To create an invocable action, first build an apex class that carries out a useful piece of work. It’s a recommended practice to orient this class around a single, focused activity that can be expressed as a verb-object phrase, such as Post to Chatter or Send SMS via Twilio.
There are two key mechanisms that turn an ordinary apex class into an invocable action:
1) Adding an InvocableMethod interface to one of the methods
The InvocableMethod interface signals to Salesforce that this class should be exposed to consumers of invocable actions like the Flow Builder. You will place it on a single method in your apex class. InvocableMethod is discussed here.
2) Defining and marking the variables that will be exposed as input and output variables
You expose a variable as a public input or output on your action by marking it with the InvocableVariable interface, described here.

Recommended Practices

1) Choose names for your Apex Class with clarity in mind
When your invocable action shows up in Flow and other action consumers, it will display the name of your class. Pick a class that follows the Verb-Noun Phrase pattern described above
2) Put your input and output properties in Request and Response inner classes 
The invocable action interface is designed to support bulk operations, and part of this manifests itself in the fact that the input type of an invocable action is always a List of some type. If you have more than one input variable the way I like to handle it is to define a separate apex class that contains the definitions of all of the input variables. You then can pass back a List of this class. There’s a good example of this on the InvocableVariable doc page. Here’s another example:
a) here, we create a ‘Request’ class to hold all of the inputs to our action:

Here’s where the invocable method defines its readiness to receive a List of these sets of inputs:
global class ConvertLeadAction { @InvocableMethod(label=’Convert Leads’) global static List convertLeads(List requests) { . . . }
Similarly, you can see how the above method signature defines the expected results as a List of a class called ConvertLeadActionResult class. We define this ‘Result’ class to hold all of the expected outputs:

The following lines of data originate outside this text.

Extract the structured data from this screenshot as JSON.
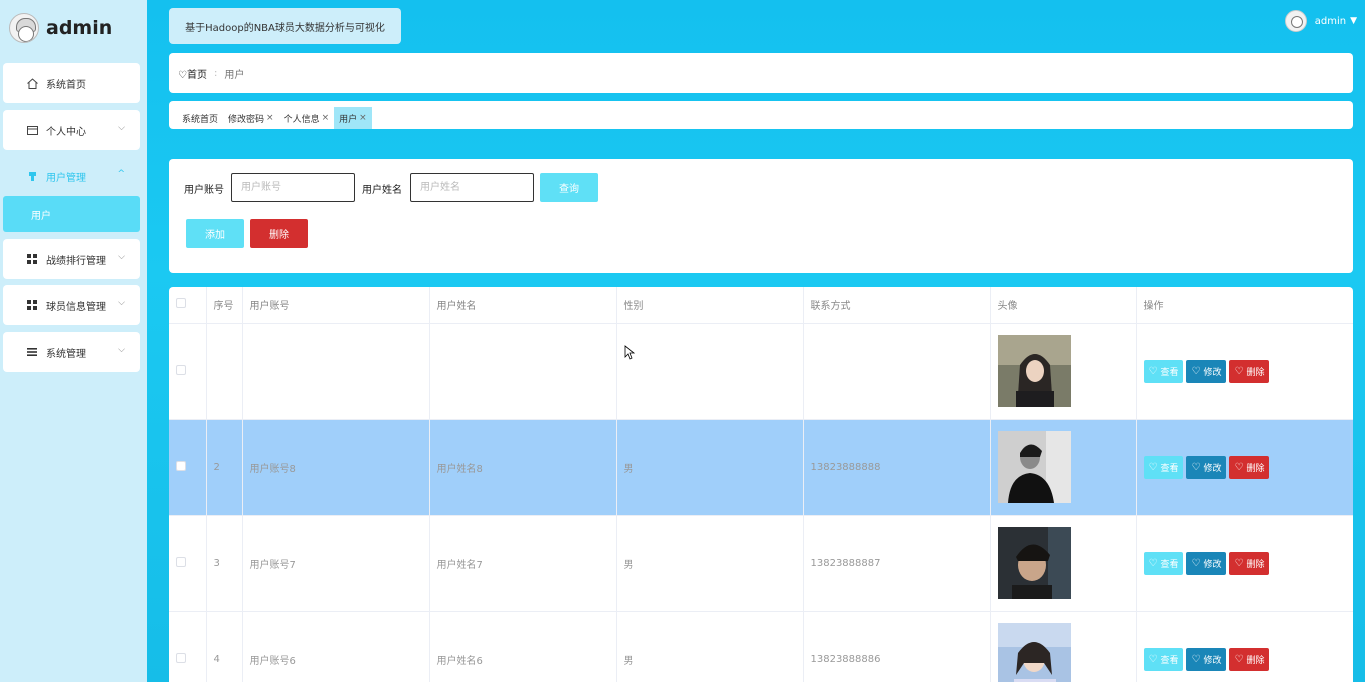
{
  "brand": {
    "name": "admin"
  },
  "sidebar": {
    "items": [
      {
        "label": "系统首页",
        "icon": "home-icon"
      },
      {
        "label": "个人中心",
        "icon": "id-card-icon"
      },
      {
        "label": "用户管理",
        "icon": "user-icon"
      },
      {
        "label": "战绩排行管理",
        "icon": "grid-icon"
      },
      {
        "label": "球员信息管理",
        "icon": "grid-icon"
      },
      {
        "label": "系统管理",
        "icon": "list-icon"
      }
    ],
    "submenu": {
      "label": "用户"
    }
  },
  "header": {
    "title": "基于Hadoop的NBA球员大数据分析与可视化",
    "user": "admin"
  },
  "breadcrumb": {
    "home": "首页",
    "current": "用户"
  },
  "tags": [
    {
      "label": "系统首页"
    },
    {
      "label": "修改密码"
    },
    {
      "label": "个人信息"
    },
    {
      "label": "用户"
    }
  ],
  "search": {
    "account_label": "用户账号",
    "account_placeholder": "用户账号",
    "name_label": "用户姓名",
    "name_placeholder": "用户姓名",
    "query_label": "查询",
    "add_label": "添加",
    "delete_label": "删除"
  },
  "table": {
    "headers": [
      "序号",
      "用户账号",
      "用户姓名",
      "性别",
      "联系方式",
      "头像",
      "操作"
    ],
    "ops": {
      "view": "查看",
      "edit": "修改",
      "delete": "删除"
    },
    "rows": [
      {
        "index": "",
        "account": "",
        "name": "",
        "gender": "",
        "phone": ""
      },
      {
        "index": "2",
        "account": "用户账号8",
        "name": "用户姓名8",
        "gender": "男",
        "phone": "13823888888"
      },
      {
        "index": "3",
        "account": "用户账号7",
        "name": "用户姓名7",
        "gender": "男",
        "phone": "13823888887"
      },
      {
        "index": "4",
        "account": "用户账号6",
        "name": "用户姓名6",
        "gender": "男",
        "phone": "13823888886"
      }
    ]
  },
  "colors": {
    "accent": "#5fe0f6",
    "danger": "#d32f2f",
    "edit": "#1a86b8",
    "selected_row": "#a0cffa"
  }
}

In this example, when the action is called, the list of request sets is passed to the ConvertLeadAction method. For each request set, a corresponding results set is initialized and then populated with the results of the action’s processing:

Adding a Custom Property Editor

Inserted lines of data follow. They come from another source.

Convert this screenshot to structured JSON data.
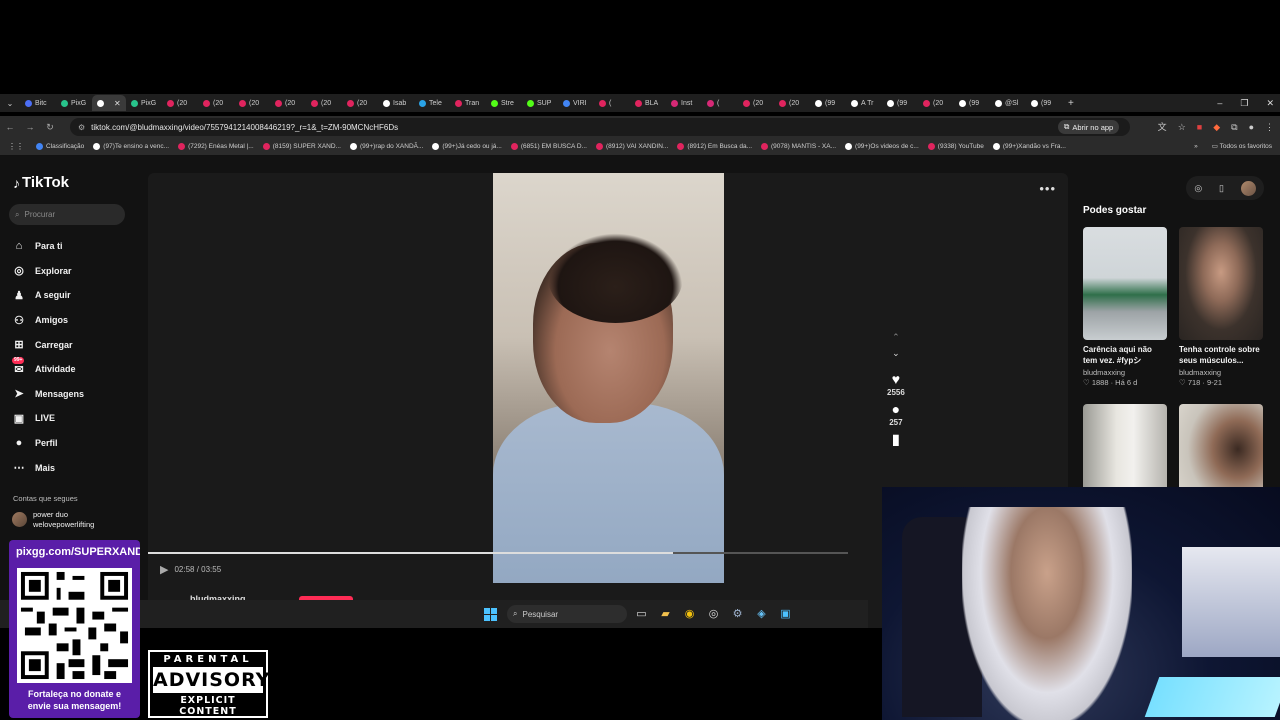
{
  "browser": {
    "tabs": [
      {
        "label": "Bitc",
        "color": "#4c6ef5"
      },
      {
        "label": "PixG",
        "color": "#28c48c"
      },
      {
        "label": "",
        "color": "#ffffff",
        "active": true
      },
      {
        "label": "PixG",
        "color": "#28c48c"
      },
      {
        "label": "(20",
        "color": "#e0245e"
      },
      {
        "label": "(20",
        "color": "#e0245e"
      },
      {
        "label": "(20",
        "color": "#e0245e"
      },
      {
        "label": "(20",
        "color": "#e0245e"
      },
      {
        "label": "(20",
        "color": "#e0245e"
      },
      {
        "label": "(20",
        "color": "#e0245e"
      },
      {
        "label": "Isab",
        "color": "#ffffff"
      },
      {
        "label": "Tele",
        "color": "#2aa3e6"
      },
      {
        "label": "Tran",
        "color": "#e0245e"
      },
      {
        "label": "Stre",
        "color": "#53fc18"
      },
      {
        "label": "SUP",
        "color": "#53fc18"
      },
      {
        "label": "VIRI",
        "color": "#4285f4"
      },
      {
        "label": "(",
        "color": "#e0245e"
      },
      {
        "label": "BLA",
        "color": "#e0245e"
      },
      {
        "label": "Inst",
        "color": "#d62976"
      },
      {
        "label": "(",
        "color": "#d62976"
      },
      {
        "label": "(20",
        "color": "#e0245e"
      },
      {
        "label": "(20",
        "color": "#e0245e"
      },
      {
        "label": "(99",
        "color": "#ffffff"
      },
      {
        "label": "A Tr",
        "color": "#ffffff"
      },
      {
        "label": "(99",
        "color": "#ffffff"
      },
      {
        "label": "(20",
        "color": "#e0245e"
      },
      {
        "label": "(99",
        "color": "#ffffff"
      },
      {
        "label": "@Sl",
        "color": "#ffffff"
      },
      {
        "label": "(99",
        "color": "#ffffff"
      }
    ],
    "url": "tiktok.com/@bludmaxxing/video/7557941214008446219?_r=1&_t=ZM-90MCNcHF6Ds",
    "open_app_label": "Abrir no app",
    "bookmarks": [
      {
        "label": "Classificação",
        "color": "#4285f4"
      },
      {
        "label": "(97)Te ensino a venc...",
        "color": "#ffffff"
      },
      {
        "label": "(7292) Enéas Metal |...",
        "color": "#e0245e"
      },
      {
        "label": "(8159) SUPER XAND...",
        "color": "#e0245e"
      },
      {
        "label": "(99+)rap do XANDÃ...",
        "color": "#ffffff"
      },
      {
        "label": "(99+)Já cedo ou já...",
        "color": "#ffffff"
      },
      {
        "label": "(6851) EM BUSCA D...",
        "color": "#e0245e"
      },
      {
        "label": "(8912) VAI XANDIN...",
        "color": "#e0245e"
      },
      {
        "label": "(8912) Em Busca da...",
        "color": "#e0245e"
      },
      {
        "label": "(9078) MANTIS - XA...",
        "color": "#e0245e"
      },
      {
        "label": "(99+)Os videos de c...",
        "color": "#ffffff"
      },
      {
        "label": "(9338) YouTube",
        "color": "#e0245e"
      },
      {
        "label": "(99+)Xandão vs Fra...",
        "color": "#ffffff"
      }
    ],
    "all_favorites": "Todos os favoritos"
  },
  "tiktok": {
    "logo": "TikTok",
    "search_placeholder": "Procurar",
    "menu": [
      {
        "label": "Para ti",
        "icon": "home-icon"
      },
      {
        "label": "Explorar",
        "icon": "compass-icon"
      },
      {
        "label": "A seguir",
        "icon": "following-icon"
      },
      {
        "label": "Amigos",
        "icon": "friends-icon"
      },
      {
        "label": "Carregar",
        "icon": "upload-icon"
      },
      {
        "label": "Atividade",
        "icon": "activity-icon",
        "badge": "99+"
      },
      {
        "label": "Mensagens",
        "icon": "messages-icon"
      },
      {
        "label": "LIVE",
        "icon": "live-icon"
      },
      {
        "label": "Perfil",
        "icon": "profile-icon"
      },
      {
        "label": "Mais",
        "icon": "more-icon"
      }
    ],
    "follows_title": "Contas que segues",
    "follow_account": {
      "name": "power duo",
      "handle": "welovepowerlifting"
    },
    "player": {
      "likes": "2556",
      "comments": "257",
      "time": "02:58 / 03:55",
      "progress": 0.75,
      "author": "bludmaxxing"
    },
    "suggest_title": "Podes gostar",
    "suggestions": [
      {
        "title": "Carência aqui não tem vez. #fypシ",
        "author": "bludmaxxing",
        "likes": "1888",
        "date": "Há 6 d"
      },
      {
        "title": "Tenha controle sobre seus músculos...",
        "author": "bludmaxxing",
        "likes": "718",
        "date": "9-21"
      },
      {
        "title": "",
        "author": "",
        "likes": "",
        "date": ""
      },
      {
        "title": "",
        "author": "",
        "likes": "",
        "date": ""
      }
    ]
  },
  "taskbar": {
    "search_placeholder": "Pesquisar"
  },
  "overlay": {
    "qr_link": "pixgg.com/SUPERXANDA",
    "qr_caption_1": "Fortaleça no donate e",
    "qr_caption_2": "envie sua mensagem!",
    "advisory_top": "PARENTAL",
    "advisory_mid": "ADVISORY",
    "advisory_bottom": "EXPLICIT CONTENT"
  },
  "colors": {
    "accent": "#fe2c55",
    "qr_panel": "#5a1ea8",
    "taskbar": "#202020"
  }
}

You can add a custom property editor to your action and vastly increase its ease of configuration. Learn more.

Directory of Resources

Video: Apex Hours Deep Dive

Video: Power of Invocable Methods in Flows

Video: Execute Apex from Flow Actions

Video: Create a Custom Flow Action (Official Salesforce)

Video: How to Invoke Apex from Flows Using InvocableMethod Annotation (Official Salesforce)

Invocable Action Deep Dive with James Simone

Packaging Invocable Actions

Developing “Local” Flow Actions in Javascript

Calling Omniscripts from Flow with Invocable Actions

Video Demo: Building a Flow Action in Apex

Official Help Resources

Apex Developer’s Guide

Action Developer’s Guide